"Eileen is anything but generic. Eileen is as vivid and human as they come . . . Moshfegh . . . writes beautiful sentences. One after the other they unwind - playful, shocking, wise, morbid, witty, searingly sharp. The beginning of this novel is so impressive, so controlled yet whimsical, fresh and thrilling, you feel she can do anything . . . There is that wonderful tension between wanting to slow down and bathe in the language and imagery, and the impulse to race to see what happens, how it happens." -The New York Times Book Review
"The great power of this book, which won the PEN/Hemingway debut fiction award last month, is that Eileen is never simply a literary gargoyle; she is painfully alive and human, and Ottessa Moshfegh writes her with a bravura wildness that allows flights of expressionistic fantasy to alternate with deadpan matter of factness...As an evocation of physical and psychological squalor, Eileen is original, courageous and masterful." -The Guardian
"Enormously entertaining and funny . . . A beautiful novel that tells the truth." -Bookforum
"[An] excellent debut novel . . . How will Eileen get out of X-ville? Can she leave unscathed? Why does she keep talking about her father's gun? Though readers will thoroughly delight in the way the answers unfold, they will be left with one lingering question: What will Ottessa Moshfegh do next?" -Boston Globe
"Charmingly disturbing. Delightfully dour. Pleasingly perverse. These are some of the oxymorons that ran through my mind as I read Eileen, Ottessa Moshfegh's intense, flavorful, remarkable new novel. 'Funny awful' might be another one. I marveled at myself for enjoying the scenes I was witnessing, and wondered what dark magic the author had employed to make me smile at them." -NPR
"If Jim Thompson had married Patricia Highsmith - imagine that household - they might have conspired together to dream up something like Eileen. It's blacker than black and cold as an icicle. It's also brilliantly realised and horribly funny." -John Banville
"[A] dark and unnerving debut." -Publishers Weekly
"...It is in that gritty, claustrophobic atmosphere that Ms. Moshfegh's talents are most apparent. This young writer already possesses a remarkably sighted view into the bleakest alleys of the psyche." -Wall Street Journal
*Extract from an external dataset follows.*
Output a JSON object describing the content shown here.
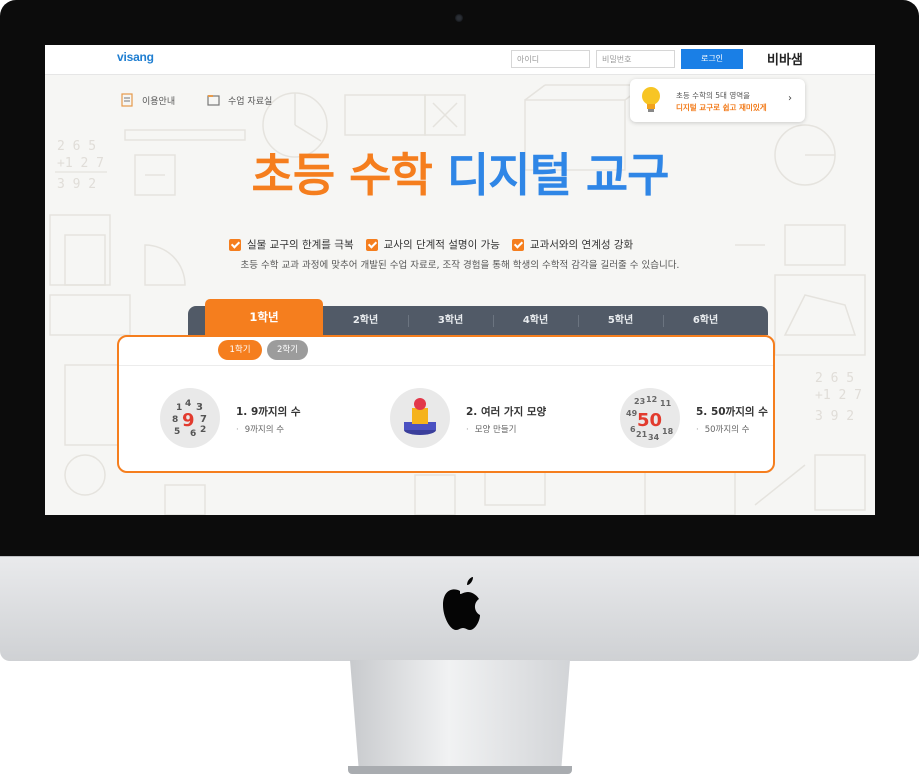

"Wonderfully unsettling first novel . . . When the denouement comes, it's as shocking as it is thrilling. Part of the pleasure of the book (besides the almost killing tension) is that Eileen is mordantly funny . . . this tale belongs to both the past and future Eileen, a truly original character who is gloriously unlikable, dirty, startling - and as ferociously human as the novel that bears her name." -San Francisco Chronicle
"Rife with dark emotions and twisted fantasies, Moshfegh's psychological thriller is the sinister account of the reclusive Eileen, whose prospects for escape from her abysmal life take a turn for the worse when a friendship with a coworker spirals into obsession."
"Eileen swaddles the reader in its dark and sinister mood. Moshfegh's brilliant storytelling builds an almost sadistic level of suspense, so that you can't help but lean in and listen to the narrator, however despicable and
Ottessa Moshfegh is a fiction writer from New England. Her first book, McGlue, a novella, won the Fence Modern Prize in Prose and the Believer Book Award. Her short stories have been published in The Paris Review, The New Yorker, Granta, and have earned her a Pushcart Prize, an O. Henry Award, the Plimpton Discovery Prize, and a grant from the National Endowment for the Arts. Her short story collection, Homesick for Another World, was published in January 2017. Eileen, her first novel, was shortlisted for the National Book Critics Circle Award, won the PEN/Hemingway Award for debut fiction, and was shortlisted for the Man Booker Prize.